DK: So much fun.
KC: I want to do more.
TK: What kind of long-range plans do you have?
KC: For one of our showcases at Little Bar, they asked us “Oh, we have this touring band from New Zealand, do you care if they jump on the bill?” That’s really what we want to be about too. With our monthly parties, we’re cool with bands doing that. There’s a lot of indie comics that I like, that Dave likes. We want to do one-off 7”s with bands we like. Oh, and another thing—when bands come to our house, we take care of them, we feed them, but we want to start featuring up-and-coming chefs from local restaurants each month. And we almost want to have another crew filming what’s going on at BITBY, getting fashion designers involved in helping dress the bands.
DK: That’d be amazing. Some of this stuff I’m hearing for the first time. [Laughs]
KC: It can expand where so many people can be involved in it, and it’s benefiting the whole. We’re starting to interview bands too. We went up to New York and got to interview Anika, a British by way of German singer, and Dirty Beaches, who I’m a huge fan of.
TK: So you don’t see yourself as an exclusively Philly project, as much as you’re pumping up the Philly music-arts-creative scene?
KC: Not at all. I eventually picture a BITBY in different communities, an identity among itself where it can exist in other cities, even if it’s Dave and me buying plane tickets, guerrilla-ing it at South By Southwest.
DK: We want to keep it anchored, keep local bands on the once-a-month, keep the national stuff when we can get it. We want to be a video magazine. We don’t want to put written word anywhere. [Laughs] The blog for now is video-centric.

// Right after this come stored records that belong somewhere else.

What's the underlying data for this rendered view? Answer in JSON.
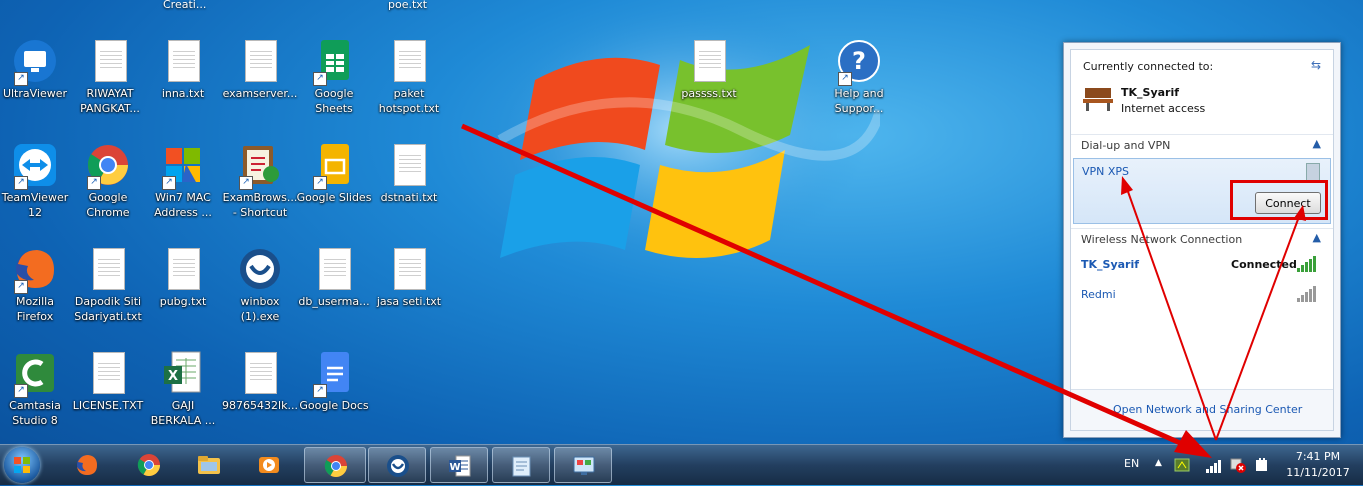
{
  "desktop": {
    "top_labels": [
      "Creati...",
      "poe.txt"
    ],
    "icons": [
      {
        "label": "UltraViewer"
      },
      {
        "label": "RIWAYAT\nPANGKAT..."
      },
      {
        "label": "inna.txt"
      },
      {
        "label": "examserver..."
      },
      {
        "label": "Google\nSheets"
      },
      {
        "label": "paket\nhotspot.txt"
      },
      {
        "label": "passss.txt"
      },
      {
        "label": "Help and\nSuppor..."
      },
      {
        "label": "TeamViewer\n12"
      },
      {
        "label": "Google\nChrome"
      },
      {
        "label": "Win7 MAC\nAddress ..."
      },
      {
        "label": "ExamBrows...\n- Shortcut"
      },
      {
        "label": "Google Slides"
      },
      {
        "label": "dstnati.txt"
      },
      {
        "label": "Mozilla\nFirefox"
      },
      {
        "label": "Dapodik Siti\nSdariyati.txt"
      },
      {
        "label": "pubg.txt"
      },
      {
        "label": "winbox\n(1).exe"
      },
      {
        "label": "db_userma..."
      },
      {
        "label": "jasa seti.txt"
      },
      {
        "label": "Camtasia\nStudio 8"
      },
      {
        "label": "LICENSE.TXT"
      },
      {
        "label": "GAJI\nBERKALA ..."
      },
      {
        "label": "98765432lk..."
      },
      {
        "label": "Google Docs"
      }
    ]
  },
  "network_popup": {
    "connected_heading": "Currently connected to:",
    "current_network": "TK_Syarif",
    "current_status": "Internet access",
    "section_dialup": "Dial-up and VPN",
    "vpn_name": "VPN XPS",
    "connect_button": "Connect",
    "section_wireless": "Wireless Network Connection",
    "wifi": [
      {
        "name": "TK_Syarif",
        "status": "Connected"
      },
      {
        "name": "Redmi",
        "status": ""
      }
    ],
    "footer_link": "Open Network and Sharing Center"
  },
  "taskbar": {
    "language": "EN",
    "tray_expand": "▲",
    "time": "7:41 PM",
    "date": "11/11/2017",
    "pinned": [
      "start",
      "firefox",
      "chrome",
      "explorer",
      "media-player",
      "chrome",
      "winbox",
      "word",
      "notepad",
      "control-panel"
    ]
  },
  "colors": {
    "annotation": "#e00000",
    "link": "#1b59b3"
  }
}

KC: The monthly things, I’m going to always keep Philly artists. And the things we go and do in other cities will bring attention to our key homebase of what we’re about. Those 12 bands a year are what we’re about. We want to get, maybe not the biggest bands, or the most played, but the bands that make Philly Philly. I really want to get a hiphop band so I can play the tracks from my car and they can rap over it. I want to have a hardcore band involved. I want to show what this city’s all about—how it’s so different, but the same no matter what.
DK: Eclectic, but unified.
TK: What would be your ideal BITBY shoot location?
KC: There are things I know I want to do. I eventually want to shoot a band in the middle of the Ben Franklin Bridge. My grandparents live on this lake, and I want to shoot a band in a canoe.
DK: I’m looking forward to the snow. Snow is awesome, I really want that visual of a band playing in the snow.
KC: But to me, the ideal location—it’s so hippie—but the ideal location would be to shoot in the park that we created, to be finally in that space that’s a result of what we’ve done.
Bands In The Backyard’s October episode featuring Arc In Round will be posted BITBY’s site on Tuesday, October 25thAges, Bands In The Backyard, BITBY, Break It Up, Norwegian Arms